But that great work, colossal as appears the plan on its first suggestion, cannot remain long unbuilt. Langley, New York, July, The telegraph has to be part of it.

It is very difficult to asign motive to anyone, but I am convinced that there was essentially no interest in western expansion at the time of the Louisiana Purchase. The negotiations were only for New Orleans and west Florida.

The French threw in that country west of the Mississippi at the last hour. But by when settlers began moving to Oregon by the wagonload, this clearly had changed. Texas fits in here, too, but there seems to have been a mixed bag of expectations — whether it was really American expansion, or merely emigration.

Whitney's route was Great Lakes to Columbia River via South Pass — the only pass then believed practical then within the territory of the United States. Anyway, does this notion that the mere potential of the railroad opened [or played a previously unrecognized role in opening] the frontier deserve more research?

No sooner is the internet "invented" than people begin to imagine that the internet will do away with libraries, and the telephone, and yield all other kinds of marvelous things. That is the kind of thing I'm wondering about in regard to railroads.

We — railroad historians — spend a lot of time recording the development of particular technological features and the construction of miles of track, but what about the expectations that railroads inspired?

There is a story — perhaps more myth than true — that Leland Stanford told his seasick wife on their way to California that he would build her a railroad for her return journey. I wonder if people really went to California thinking they could ride a train home someday.

Indeed, many did just that, whether they imagined it would happen or not. Texas State Historical Association,makes a strong case [based on statistical analysis of the writing styles of O'Sullivan and McManus using signed articles by each of them for comparison] that Jane McManus [a staff writer for John L.

O'Sullivan, editor of the United States Magazine and Democratic Review, aka Cora Montgomery] was the real author of that editorial — as well as others. Lightning Express Trains Leaving the Junction.

Courtesy of Vanessa Rudisill Stern. It goes much deeper. Fremont, is one example, another is the Southern route. A good deal of political wrangling and compromise — and dead ends attended the railroad discussions.

It is not coincidence that the railroad was approved after the Civil War started — the South was holding out for the Southern route — and held up all others. I don't think that the Mexican War was not railroad route related — but do think that the Gadsden purchase was, even though it was one of the odder purchases made.II.—THE MAN WITH THE GOLDEN KEY.

Why did this block occur?

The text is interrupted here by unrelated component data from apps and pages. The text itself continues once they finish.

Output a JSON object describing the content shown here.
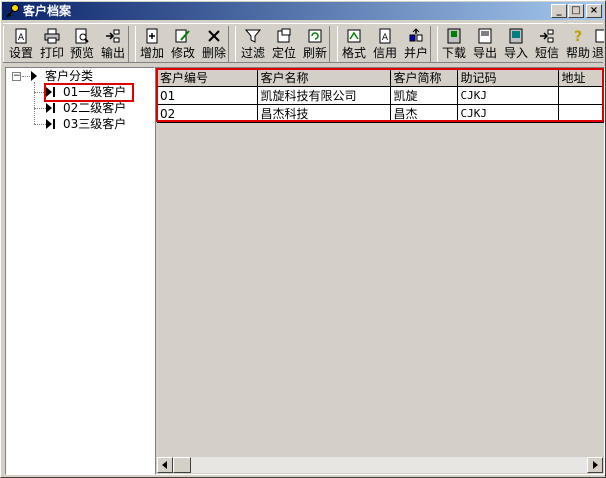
{
  "window": {
    "title": "客户档案",
    "accent": "#0a246a",
    "highlight_color": "#e00000"
  },
  "window_controls": {
    "minimize": "_",
    "maximize": "□",
    "close": "×"
  },
  "toolbar": {
    "groups": [
      [
        {
          "label": "设置",
          "icon": "settings-doc-icon"
        },
        {
          "label": "打印",
          "icon": "printer-icon"
        },
        {
          "label": "预览",
          "icon": "preview-icon"
        },
        {
          "label": "输出",
          "icon": "export-arrow-icon"
        }
      ],
      [
        {
          "label": "增加",
          "icon": "add-doc-icon"
        },
        {
          "label": "修改",
          "icon": "edit-icon"
        },
        {
          "label": "删除",
          "icon": "delete-x-icon"
        }
      ],
      [
        {
          "label": "过滤",
          "icon": "filter-funnel-icon"
        },
        {
          "label": "定位",
          "icon": "locate-icon"
        },
        {
          "label": "刷新",
          "icon": "refresh-icon"
        }
      ],
      [
        {
          "label": "格式",
          "icon": "format-icon"
        },
        {
          "label": "信用",
          "icon": "credit-icon"
        },
        {
          "label": "并户",
          "icon": "merge-icon"
        }
      ],
      [
        {
          "label": "下载",
          "icon": "download-icon"
        },
        {
          "label": "导出",
          "icon": "export-icon"
        },
        {
          "label": "导入",
          "icon": "import-icon"
        },
        {
          "label": "短信",
          "icon": "sms-icon"
        },
        {
          "label": "帮助",
          "icon": "help-icon"
        },
        {
          "label": "退",
          "icon": "exit-icon"
        }
      ]
    ]
  },
  "tree": {
    "root": {
      "label": "客户分类",
      "expander": "−"
    },
    "children": [
      {
        "label": "01一级客户"
      },
      {
        "label": "02二级客户"
      },
      {
        "label": "03三级客户"
      }
    ]
  },
  "grid": {
    "columns": [
      "客户编号",
      "客户名称",
      "客户简称",
      "助记码",
      "地址"
    ],
    "rows": [
      [
        "01",
        "凯旋科技有限公司",
        "凯旋",
        "CJKJ",
        ""
      ],
      [
        "02",
        "昌杰科技",
        "昌杰",
        "CJKJ",
        ""
      ]
    ]
  },
  "hscroll": {
    "left_arrow": "◂",
    "right_arrow": "▸"
  }
}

The very first thing I can ever remember seeing with my own eyes was a young man walking across a bridge. He had a curly moustache and an attitude of confidence verging on swagger. THE DEVIL'S DICTIONARY. AUTHOR'S PREFACE. The Devil's Dictionary was begun in a weekly paper in , and was continued in a desultory way at long intervals until In that year a large part of it was published in covers with the title The Cynic's Word Book, a name which the author had not the power to reject or happiness to approve.

THE ELAND'S RIVER GARRISON Reproduced from The Star (New Zealand), September 27, MEN WHO PRAYED TO BE PUT IN A TIGHT PLACE. To say that they were extremely annoyed would be describing their feelings too mildly. Download-Theses Mercredi 10 juin Katherine Anne Porter’s “The Grave” and E.B.

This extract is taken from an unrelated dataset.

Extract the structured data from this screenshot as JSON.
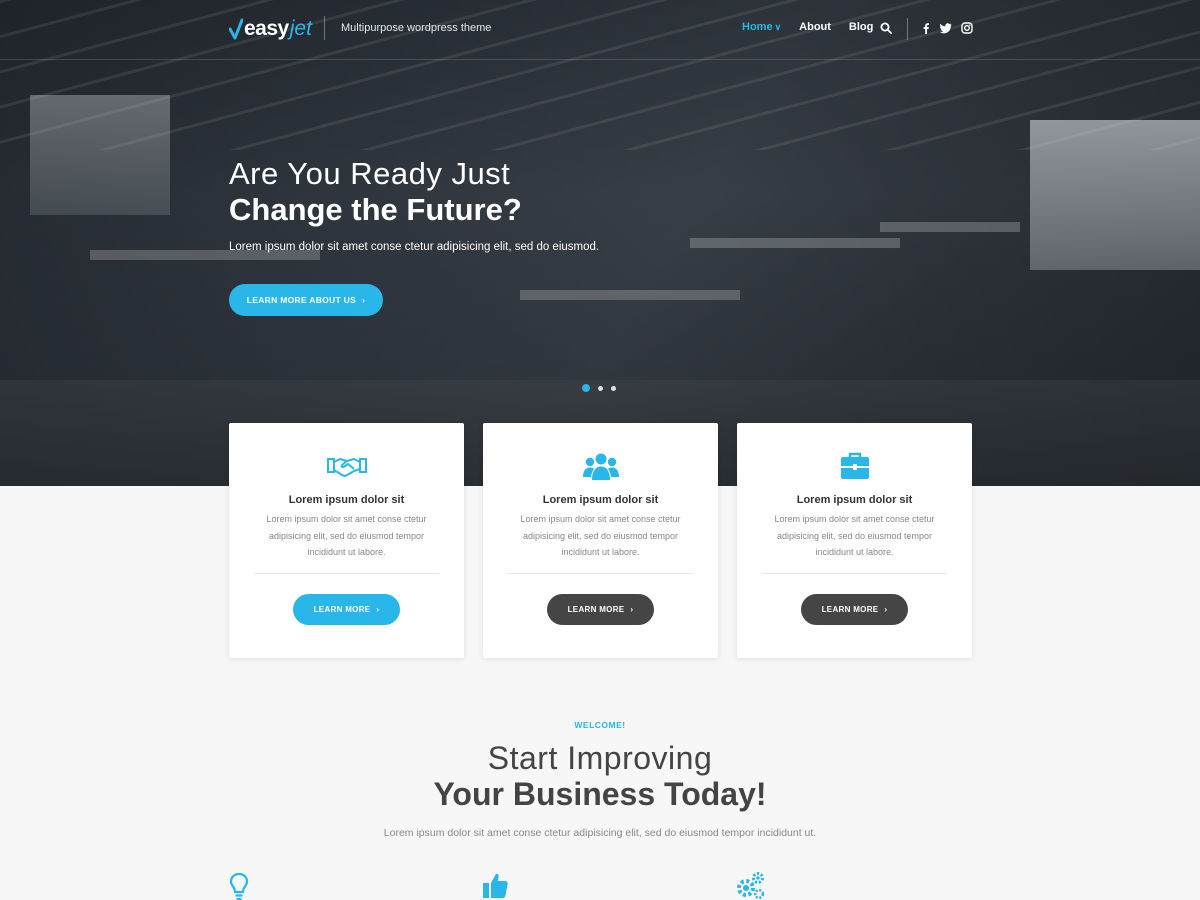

White’s “Once More to the Lake” are essays that use subjective language to illustrate the principles of effective description.

The Project Gutenberg EBook of The Souls of Black Folk, by W. E. B. Du Bois This eBook is for the use of anyone anywhere at no cost and with almost no restrictions whatsoever.

Reports From The Boer War